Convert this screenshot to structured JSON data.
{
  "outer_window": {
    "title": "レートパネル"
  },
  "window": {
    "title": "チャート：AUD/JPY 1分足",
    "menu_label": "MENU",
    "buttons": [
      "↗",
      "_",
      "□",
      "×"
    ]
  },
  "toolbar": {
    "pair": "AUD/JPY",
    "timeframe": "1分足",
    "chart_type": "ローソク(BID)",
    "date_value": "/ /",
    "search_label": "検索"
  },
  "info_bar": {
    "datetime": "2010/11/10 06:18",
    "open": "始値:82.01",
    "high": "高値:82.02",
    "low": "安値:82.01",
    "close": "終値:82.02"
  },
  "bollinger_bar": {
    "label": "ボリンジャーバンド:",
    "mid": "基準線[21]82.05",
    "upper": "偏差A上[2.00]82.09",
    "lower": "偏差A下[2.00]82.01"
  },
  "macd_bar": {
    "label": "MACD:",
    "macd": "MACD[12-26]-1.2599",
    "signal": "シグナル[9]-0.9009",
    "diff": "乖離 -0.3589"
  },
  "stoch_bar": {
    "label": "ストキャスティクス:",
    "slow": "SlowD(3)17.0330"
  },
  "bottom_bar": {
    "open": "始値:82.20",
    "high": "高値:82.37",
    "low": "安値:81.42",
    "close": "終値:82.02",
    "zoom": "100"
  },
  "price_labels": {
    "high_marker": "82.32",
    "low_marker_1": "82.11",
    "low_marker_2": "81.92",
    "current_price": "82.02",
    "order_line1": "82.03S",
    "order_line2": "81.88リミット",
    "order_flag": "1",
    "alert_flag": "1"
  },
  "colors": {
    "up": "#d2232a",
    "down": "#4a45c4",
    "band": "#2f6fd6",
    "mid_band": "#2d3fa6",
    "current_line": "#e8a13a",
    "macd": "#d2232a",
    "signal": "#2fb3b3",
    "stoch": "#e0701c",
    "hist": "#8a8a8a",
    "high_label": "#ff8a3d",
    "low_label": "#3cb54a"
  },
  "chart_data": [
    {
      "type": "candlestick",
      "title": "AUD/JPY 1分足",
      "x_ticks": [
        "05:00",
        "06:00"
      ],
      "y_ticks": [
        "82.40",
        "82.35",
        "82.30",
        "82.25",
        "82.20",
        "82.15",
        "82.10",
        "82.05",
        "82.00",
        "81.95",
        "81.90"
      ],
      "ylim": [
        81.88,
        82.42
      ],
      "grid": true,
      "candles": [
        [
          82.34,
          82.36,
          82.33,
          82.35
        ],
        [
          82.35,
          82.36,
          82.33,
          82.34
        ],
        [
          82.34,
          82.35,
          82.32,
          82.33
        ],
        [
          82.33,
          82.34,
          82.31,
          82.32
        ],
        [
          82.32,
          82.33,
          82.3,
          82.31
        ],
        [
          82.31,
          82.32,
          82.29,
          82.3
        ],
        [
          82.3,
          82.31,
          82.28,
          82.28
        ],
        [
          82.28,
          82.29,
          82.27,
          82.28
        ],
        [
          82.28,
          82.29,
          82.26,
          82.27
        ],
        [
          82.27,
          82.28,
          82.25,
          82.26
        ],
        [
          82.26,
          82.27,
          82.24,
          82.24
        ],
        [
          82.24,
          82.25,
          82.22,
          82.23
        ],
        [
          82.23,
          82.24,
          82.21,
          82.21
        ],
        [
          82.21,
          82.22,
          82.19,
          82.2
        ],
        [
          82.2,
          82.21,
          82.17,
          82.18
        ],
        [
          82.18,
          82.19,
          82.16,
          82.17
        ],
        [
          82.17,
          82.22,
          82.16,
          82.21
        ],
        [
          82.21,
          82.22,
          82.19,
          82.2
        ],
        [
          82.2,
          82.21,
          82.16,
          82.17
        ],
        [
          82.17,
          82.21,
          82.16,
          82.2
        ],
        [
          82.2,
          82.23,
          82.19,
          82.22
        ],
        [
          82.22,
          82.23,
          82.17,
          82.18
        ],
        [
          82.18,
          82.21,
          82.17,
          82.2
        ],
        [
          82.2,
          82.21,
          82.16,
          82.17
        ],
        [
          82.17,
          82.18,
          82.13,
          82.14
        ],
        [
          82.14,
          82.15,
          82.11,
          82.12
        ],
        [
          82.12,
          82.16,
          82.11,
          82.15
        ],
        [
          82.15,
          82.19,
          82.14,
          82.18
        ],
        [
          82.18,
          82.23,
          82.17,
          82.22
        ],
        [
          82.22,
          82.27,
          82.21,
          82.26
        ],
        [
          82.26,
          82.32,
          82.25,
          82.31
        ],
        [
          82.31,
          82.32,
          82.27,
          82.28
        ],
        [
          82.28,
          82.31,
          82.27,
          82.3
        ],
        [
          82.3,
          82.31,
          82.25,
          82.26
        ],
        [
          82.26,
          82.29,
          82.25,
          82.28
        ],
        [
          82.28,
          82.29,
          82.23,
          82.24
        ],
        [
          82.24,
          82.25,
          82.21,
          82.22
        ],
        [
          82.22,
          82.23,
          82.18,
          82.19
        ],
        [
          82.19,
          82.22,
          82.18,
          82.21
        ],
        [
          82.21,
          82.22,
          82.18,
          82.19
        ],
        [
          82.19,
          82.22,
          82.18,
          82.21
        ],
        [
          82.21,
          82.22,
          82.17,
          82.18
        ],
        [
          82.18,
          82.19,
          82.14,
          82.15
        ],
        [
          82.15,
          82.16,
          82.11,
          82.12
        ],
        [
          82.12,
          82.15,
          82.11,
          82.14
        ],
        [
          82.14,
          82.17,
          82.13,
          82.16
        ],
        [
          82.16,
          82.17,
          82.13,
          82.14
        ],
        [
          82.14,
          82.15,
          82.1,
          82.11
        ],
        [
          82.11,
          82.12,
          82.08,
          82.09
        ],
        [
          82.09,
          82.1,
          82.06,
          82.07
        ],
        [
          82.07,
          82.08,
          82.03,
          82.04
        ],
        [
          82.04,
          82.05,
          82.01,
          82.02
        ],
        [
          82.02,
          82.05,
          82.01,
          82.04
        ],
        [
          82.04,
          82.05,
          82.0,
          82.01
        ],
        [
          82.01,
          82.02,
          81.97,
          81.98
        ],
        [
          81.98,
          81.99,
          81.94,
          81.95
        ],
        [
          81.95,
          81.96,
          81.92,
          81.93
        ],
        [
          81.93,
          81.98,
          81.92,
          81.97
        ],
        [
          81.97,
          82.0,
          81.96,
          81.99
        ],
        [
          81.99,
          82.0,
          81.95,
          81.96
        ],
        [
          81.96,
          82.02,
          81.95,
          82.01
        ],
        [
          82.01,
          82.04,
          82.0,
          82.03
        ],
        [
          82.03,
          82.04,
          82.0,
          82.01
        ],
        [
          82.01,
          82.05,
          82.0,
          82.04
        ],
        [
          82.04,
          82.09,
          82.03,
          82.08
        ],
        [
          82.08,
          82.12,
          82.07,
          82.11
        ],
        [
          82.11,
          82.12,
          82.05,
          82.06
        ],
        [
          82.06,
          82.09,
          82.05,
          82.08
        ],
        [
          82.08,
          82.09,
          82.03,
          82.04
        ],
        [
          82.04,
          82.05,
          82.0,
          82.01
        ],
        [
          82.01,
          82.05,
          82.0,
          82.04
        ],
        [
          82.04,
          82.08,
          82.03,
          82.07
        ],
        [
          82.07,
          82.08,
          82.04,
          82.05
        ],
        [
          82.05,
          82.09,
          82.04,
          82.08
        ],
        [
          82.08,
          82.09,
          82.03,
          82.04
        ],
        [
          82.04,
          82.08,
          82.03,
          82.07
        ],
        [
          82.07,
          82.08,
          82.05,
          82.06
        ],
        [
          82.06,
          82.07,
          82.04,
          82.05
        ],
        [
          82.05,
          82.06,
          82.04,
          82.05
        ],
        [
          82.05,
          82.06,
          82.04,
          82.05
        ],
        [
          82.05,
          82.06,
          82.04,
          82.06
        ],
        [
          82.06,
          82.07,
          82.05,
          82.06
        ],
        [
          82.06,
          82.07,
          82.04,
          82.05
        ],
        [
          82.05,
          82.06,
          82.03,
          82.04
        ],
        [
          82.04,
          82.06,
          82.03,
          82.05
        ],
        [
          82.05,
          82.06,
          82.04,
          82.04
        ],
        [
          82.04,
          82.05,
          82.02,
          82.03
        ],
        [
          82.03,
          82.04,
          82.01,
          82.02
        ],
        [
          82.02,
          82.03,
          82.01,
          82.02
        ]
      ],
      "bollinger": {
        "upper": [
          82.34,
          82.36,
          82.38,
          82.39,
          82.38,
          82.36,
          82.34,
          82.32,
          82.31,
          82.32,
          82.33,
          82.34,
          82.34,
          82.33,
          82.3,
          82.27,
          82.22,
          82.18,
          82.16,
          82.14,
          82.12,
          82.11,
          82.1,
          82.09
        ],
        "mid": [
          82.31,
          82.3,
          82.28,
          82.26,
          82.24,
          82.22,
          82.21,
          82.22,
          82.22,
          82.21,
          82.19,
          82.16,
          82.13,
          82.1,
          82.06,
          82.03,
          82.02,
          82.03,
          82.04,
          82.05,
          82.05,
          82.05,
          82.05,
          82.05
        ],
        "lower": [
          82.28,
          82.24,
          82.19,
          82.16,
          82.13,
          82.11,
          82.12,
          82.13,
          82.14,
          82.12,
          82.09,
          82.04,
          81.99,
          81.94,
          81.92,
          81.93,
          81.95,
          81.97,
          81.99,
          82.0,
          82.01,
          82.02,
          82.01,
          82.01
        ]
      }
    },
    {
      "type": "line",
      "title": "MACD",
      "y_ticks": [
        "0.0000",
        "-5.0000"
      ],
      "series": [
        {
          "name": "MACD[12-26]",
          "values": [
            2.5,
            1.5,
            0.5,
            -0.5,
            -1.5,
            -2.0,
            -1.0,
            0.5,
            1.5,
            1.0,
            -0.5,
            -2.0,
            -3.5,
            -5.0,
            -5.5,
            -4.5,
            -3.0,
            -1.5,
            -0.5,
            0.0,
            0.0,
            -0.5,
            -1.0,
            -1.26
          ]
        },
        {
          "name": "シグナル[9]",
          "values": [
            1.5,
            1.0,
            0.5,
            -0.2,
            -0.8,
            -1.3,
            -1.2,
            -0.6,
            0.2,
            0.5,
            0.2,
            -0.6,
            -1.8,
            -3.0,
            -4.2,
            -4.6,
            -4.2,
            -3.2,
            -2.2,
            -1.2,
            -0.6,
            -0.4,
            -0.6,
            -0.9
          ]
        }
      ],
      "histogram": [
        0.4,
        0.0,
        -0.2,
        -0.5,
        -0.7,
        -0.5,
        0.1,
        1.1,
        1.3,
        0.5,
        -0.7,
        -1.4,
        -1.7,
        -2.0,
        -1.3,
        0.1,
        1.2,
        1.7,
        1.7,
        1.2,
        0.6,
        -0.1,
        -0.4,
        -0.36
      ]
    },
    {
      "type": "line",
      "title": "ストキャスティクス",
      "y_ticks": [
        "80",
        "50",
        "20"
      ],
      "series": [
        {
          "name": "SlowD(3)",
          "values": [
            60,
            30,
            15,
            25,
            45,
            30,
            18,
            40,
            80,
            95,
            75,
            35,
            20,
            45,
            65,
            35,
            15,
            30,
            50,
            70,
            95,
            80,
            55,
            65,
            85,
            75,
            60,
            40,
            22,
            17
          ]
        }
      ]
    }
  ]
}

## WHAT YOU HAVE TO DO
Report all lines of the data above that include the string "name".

## FINISHED EXERCISE
          "name": "MACD[12-26]",
          "name": "シグナル[9]",
          "name": "SlowD(3)",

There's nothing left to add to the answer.